The average amount awarded through this opportunity in 2018 was $25,032. A non-federal, project-direct 1:1 match is required.
Eligible applicants include nonprofits with tax exempt status under section 501(c)(3) of the Internal Revenue Code, universities, and Native American tribes. Organizations may also utilize an eligible fiscal sponsor.
NFF will host an informational webinar detailing the program on Friday, December 13. Applications are due by January 16, 2020.
Read the full story at Food Navigator.
Concerns over climate change have jumped up the agenda and sustainability experts at Corbion believe the topic will continue to gain momentum. The bio-based ingredient supplier recently announced an ‘ambitious carbon footprint reduction target’ in response.
Read the full story in Fast Company.
Meati Foods, the newest entrance to the fake-meat market, is building uncannily real looking steaks and chicken breasts from fungus.
Read the full story at Monga Bay.
Oversimplification of the interpretation of wildlife trade data jeopardizes the ability of policy makers to prioritize aiming limited resources towards those species that truly require protection from unsustainable trade and wildlife trafficking, which threaten species with extinction.
In a recent study published in Science, the authors expressed a series of conclusions that are based on a gross misinterpretation of wildlife trade data.
Wildlife conservation policy decisions should rely on the best available analyses of threats in order to respond most efficiently.

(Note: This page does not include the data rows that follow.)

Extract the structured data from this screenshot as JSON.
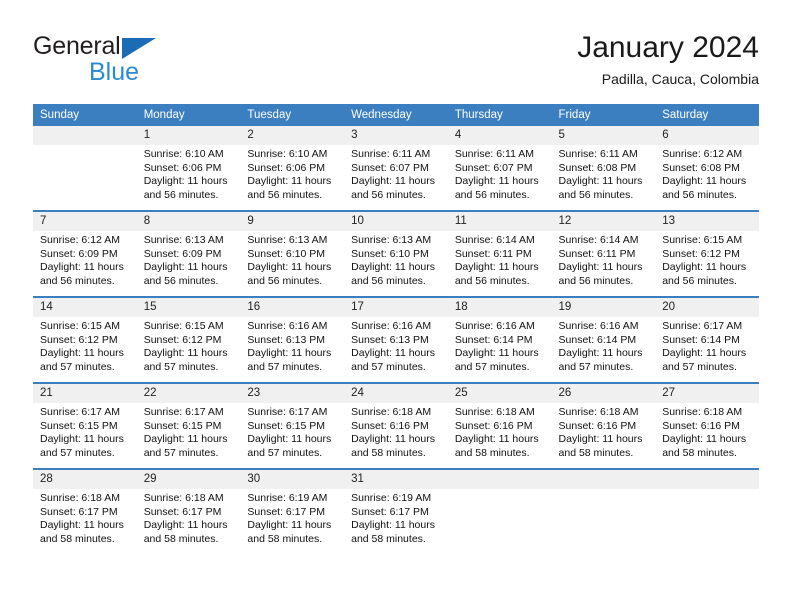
{
  "brand": {
    "name_part1": "General",
    "name_part2": "Blue",
    "triangle_color": "#1b6bb5",
    "text_color_part2": "#2b8ad6"
  },
  "header": {
    "title": "January 2024",
    "location": "Padilla, Cauca, Colombia"
  },
  "theme": {
    "header_bg": "#3c7fc1",
    "header_text": "#ffffff",
    "daynum_bg": "#f0f0f0",
    "cell_bg": "#ffffff",
    "row_divider": "#3c7fc1"
  },
  "weekday_headers": [
    "Sunday",
    "Monday",
    "Tuesday",
    "Wednesday",
    "Thursday",
    "Friday",
    "Saturday"
  ],
  "labels": {
    "sunrise_prefix": "Sunrise:",
    "sunset_prefix": "Sunset:",
    "daylight_prefix": "Daylight:"
  },
  "weeks": [
    {
      "days": [
        {
          "num": "",
          "blank": true,
          "line1": "",
          "line2": "",
          "line3": "",
          "line4": ""
        },
        {
          "num": "1",
          "blank": false,
          "line1": "Sunrise: 6:10 AM",
          "line2": "Sunset: 6:06 PM",
          "line3": "Daylight: 11 hours",
          "line4": "and 56 minutes."
        },
        {
          "num": "2",
          "blank": false,
          "line1": "Sunrise: 6:10 AM",
          "line2": "Sunset: 6:06 PM",
          "line3": "Daylight: 11 hours",
          "line4": "and 56 minutes."
        },
        {
          "num": "3",
          "blank": false,
          "line1": "Sunrise: 6:11 AM",
          "line2": "Sunset: 6:07 PM",
          "line3": "Daylight: 11 hours",
          "line4": "and 56 minutes."
        },
        {
          "num": "4",
          "blank": false,
          "line1": "Sunrise: 6:11 AM",
          "line2": "Sunset: 6:07 PM",
          "line3": "Daylight: 11 hours",
          "line4": "and 56 minutes."
        },
        {
          "num": "5",
          "blank": false,
          "line1": "Sunrise: 6:11 AM",
          "line2": "Sunset: 6:08 PM",
          "line3": "Daylight: 11 hours",
          "line4": "and 56 minutes."
        },
        {
          "num": "6",
          "blank": false,
          "line1": "Sunrise: 6:12 AM",
          "line2": "Sunset: 6:08 PM",
          "line3": "Daylight: 11 hours",
          "line4": "and 56 minutes."
        }
      ]
    },
    {
      "days": [
        {
          "num": "7",
          "blank": false,
          "line1": "Sunrise: 6:12 AM",
          "line2": "Sunset: 6:09 PM",
          "line3": "Daylight: 11 hours",
          "line4": "and 56 minutes."
        },
        {
          "num": "8",
          "blank": false,
          "line1": "Sunrise: 6:13 AM",
          "line2": "Sunset: 6:09 PM",
          "line3": "Daylight: 11 hours",
          "line4": "and 56 minutes."
        },
        {
          "num": "9",
          "blank": false,
          "line1": "Sunrise: 6:13 AM",
          "line2": "Sunset: 6:10 PM",
          "line3": "Daylight: 11 hours",
          "line4": "and 56 minutes."
        },
        {
          "num": "10",
          "blank": false,
          "line1": "Sunrise: 6:13 AM",
          "line2": "Sunset: 6:10 PM",
          "line3": "Daylight: 11 hours",
          "line4": "and 56 minutes."
        },
        {
          "num": "11",
          "blank": false,
          "line1": "Sunrise: 6:14 AM",
          "line2": "Sunset: 6:11 PM",
          "line3": "Daylight: 11 hours",
          "line4": "and 56 minutes."
        },
        {
          "num": "12",
          "blank": false,
          "line1": "Sunrise: 6:14 AM",
          "line2": "Sunset: 6:11 PM",
          "line3": "Daylight: 11 hours",
          "line4": "and 56 minutes."
        },
        {
          "num": "13",
          "blank": false,
          "line1": "Sunrise: 6:15 AM",
          "line2": "Sunset: 6:12 PM",
          "line3": "Daylight: 11 hours",
          "line4": "and 56 minutes."
        }
      ]
    },
    {
      "days": [
        {
          "num": "14",
          "blank": false,
          "line1": "Sunrise: 6:15 AM",
          "line2": "Sunset: 6:12 PM",
          "line3": "Daylight: 11 hours",
          "line4": "and 57 minutes."
        },
        {
          "num": "15",
          "blank": false,
          "line1": "Sunrise: 6:15 AM",
          "line2": "Sunset: 6:12 PM",
          "line3": "Daylight: 11 hours",
          "line4": "and 57 minutes."
        },
        {
          "num": "16",
          "blank": false,
          "line1": "Sunrise: 6:16 AM",
          "line2": "Sunset: 6:13 PM",
          "line3": "Daylight: 11 hours",
          "line4": "and 57 minutes."
        },
        {
          "num": "17",
          "blank": false,
          "line1": "Sunrise: 6:16 AM",
          "line2": "Sunset: 6:13 PM",
          "line3": "Daylight: 11 hours",
          "line4": "and 57 minutes."
        },
        {
          "num": "18",
          "blank": false,
          "line1": "Sunrise: 6:16 AM",
          "line2": "Sunset: 6:14 PM",
          "line3": "Daylight: 11 hours",
          "line4": "and 57 minutes."
        },
        {
          "num": "19",
          "blank": false,
          "line1": "Sunrise: 6:16 AM",
          "line2": "Sunset: 6:14 PM",
          "line3": "Daylight: 11 hours",
          "line4": "and 57 minutes."
        },
        {
          "num": "20",
          "blank": false,
          "line1": "Sunrise: 6:17 AM",
          "line2": "Sunset: 6:14 PM",
          "line3": "Daylight: 11 hours",
          "line4": "and 57 minutes."
        }
      ]
    },
    {
      "days": [
        {
          "num": "21",
          "blank": false,
          "line1": "Sunrise: 6:17 AM",
          "line2": "Sunset: 6:15 PM",
          "line3": "Daylight: 11 hours",
          "line4": "and 57 minutes."
        },
        {
          "num": "22",
          "blank": false,
          "line1": "Sunrise: 6:17 AM",
          "line2": "Sunset: 6:15 PM",
          "line3": "Daylight: 11 hours",
          "line4": "and 57 minutes."
        },
        {
          "num": "23",
          "blank": false,
          "line1": "Sunrise: 6:17 AM",
          "line2": "Sunset: 6:15 PM",
          "line3": "Daylight: 11 hours",
          "line4": "and 57 minutes."
        },
        {
          "num": "24",
          "blank": false,
          "line1": "Sunrise: 6:18 AM",
          "line2": "Sunset: 6:16 PM",
          "line3": "Daylight: 11 hours",
          "line4": "and 58 minutes."
        },
        {
          "num": "25",
          "blank": false,
          "line1": "Sunrise: 6:18 AM",
          "line2": "Sunset: 6:16 PM",
          "line3": "Daylight: 11 hours",
          "line4": "and 58 minutes."
        },
        {
          "num": "26",
          "blank": false,
          "line1": "Sunrise: 6:18 AM",
          "line2": "Sunset: 6:16 PM",
          "line3": "Daylight: 11 hours",
          "line4": "and 58 minutes."
        },
        {
          "num": "27",
          "blank": false,
          "line1": "Sunrise: 6:18 AM",
          "line2": "Sunset: 6:16 PM",
          "line3": "Daylight: 11 hours",
          "line4": "and 58 minutes."
        }
      ]
    },
    {
      "days": [
        {
          "num": "28",
          "blank": false,
          "line1": "Sunrise: 6:18 AM",
          "line2": "Sunset: 6:17 PM",
          "line3": "Daylight: 11 hours",
          "line4": "and 58 minutes."
        },
        {
          "num": "29",
          "blank": false,
          "line1": "Sunrise: 6:18 AM",
          "line2": "Sunset: 6:17 PM",
          "line3": "Daylight: 11 hours",
          "line4": "and 58 minutes."
        },
        {
          "num": "30",
          "blank": false,
          "line1": "Sunrise: 6:19 AM",
          "line2": "Sunset: 6:17 PM",
          "line3": "Daylight: 11 hours",
          "line4": "and 58 minutes."
        },
        {
          "num": "31",
          "blank": false,
          "line1": "Sunrise: 6:19 AM",
          "line2": "Sunset: 6:17 PM",
          "line3": "Daylight: 11 hours",
          "line4": "and 58 minutes."
        },
        {
          "num": "",
          "blank": true,
          "line1": "",
          "line2": "",
          "line3": "",
          "line4": ""
        },
        {
          "num": "",
          "blank": true,
          "line1": "",
          "line2": "",
          "line3": "",
          "line4": ""
        },
        {
          "num": "",
          "blank": true,
          "line1": "",
          "line2": "",
          "line3": "",
          "line4": ""
        }
      ]
    }
  ]
}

The interpretation of data presented in this study show numerous flaws that may interfere with perceptions about where unsustainable and illegal trade is actually occurring and where limited resources should be directed to prevent wildlife extinction.

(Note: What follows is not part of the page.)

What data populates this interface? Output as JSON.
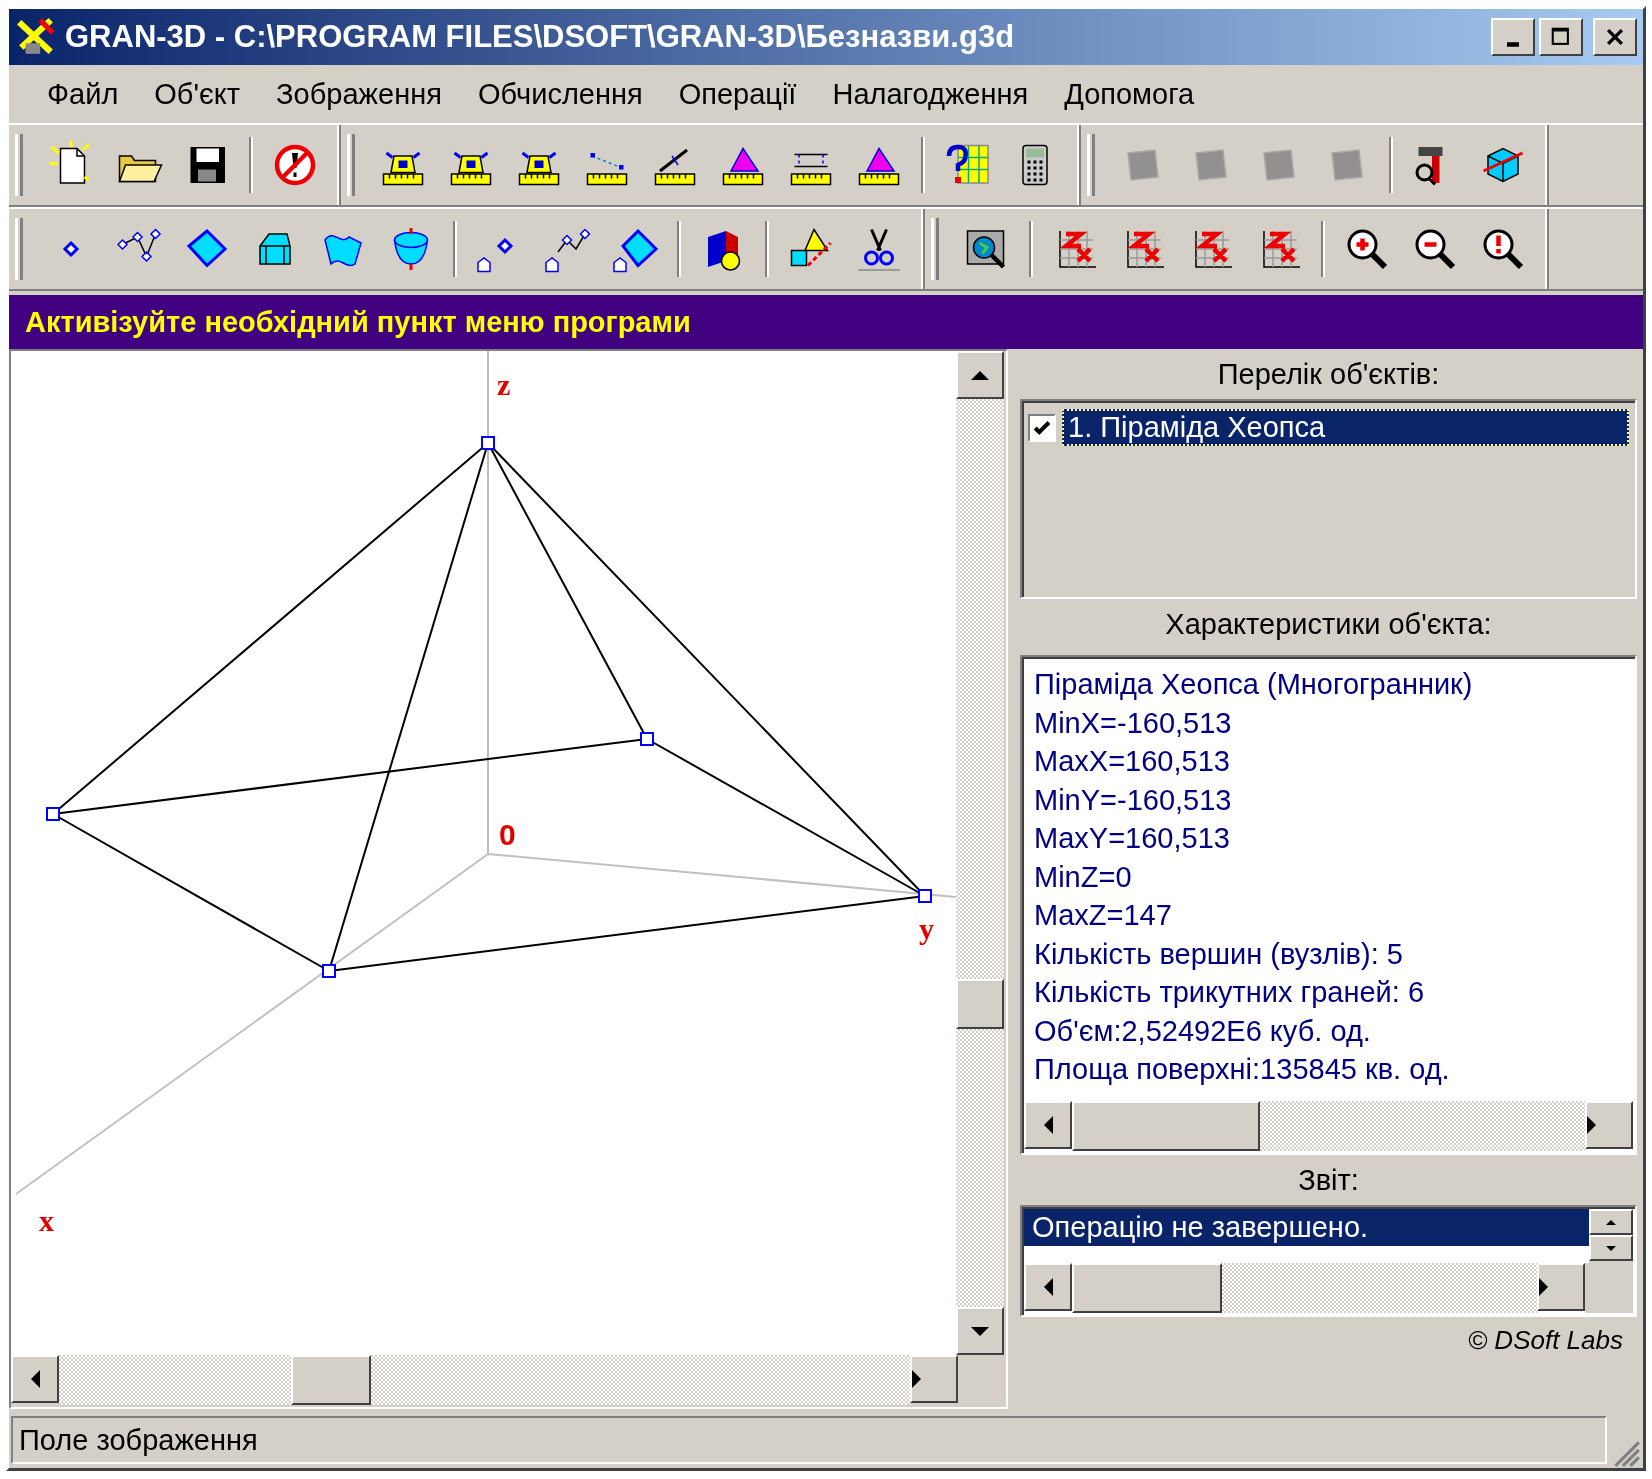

This commentary is in response to Scheffers et al. (2019). Global wildlife trade across the tree of life, published in Science this month. A response to this commentary from the Science authors was published on November 8, 2019.
Read the full story from Reuters.
Installing wind turbines and solar panels in the U.S. Midwest instead of other parts of the country would deliver the biggest cuts in climate-warming emissions and improvements in public health, according to a study published on Tuesday.
The magnitude of benefit from renewable energy depends in part on whether it is displacing coal-fired power plants or cleaner-burning fuels like natural gas, according to the study by researchers at the Harvard T.H. Chan School of Public Health and Carnegie Mellon University.
Read the full story at Restaurant Hospitality.
Limited-service operators will be required to collect post-consumer organic waste in 2020
Read the full story at MLive.
Renters are a big part of Ann Arbor’s population, but the places where they live aren’t always energy-efficient.
Recognizing rental properties account for about 55% of the city’s housing stock, city officials are hoping to find ways to make them greener to reduce community carbon emissions.
They also want newly constructed buildings to be eco-friendly and sustainable.
To that end, City Council voted 8-3 last week to create a new full-time community engagement specialist position to help create and launch a new green rental and building efficiency program.
Read the full story from Time. (Note that page has video that autoplays).
A Buffalo Wild Wings manager in Massachusetts died Thursday after being exposed to toxic fumes caused by a noxious combination of chemical cleaning products in the restaurant’s kitchen.
Watch the video from NBC News.
Several big food corporations are jumping on the regenerative agriculture bandwagon, escalating the buzz around the idea that capturing carbon in the soil could reverse climate change.
Read the full story from KITV.
Mayor Kirk Caldwell announced the city’s plan to sue fossil fuel companies, saying like tobacco companies, the oil industry launched a campaign to mislead the public to boost profits and delay preventative action.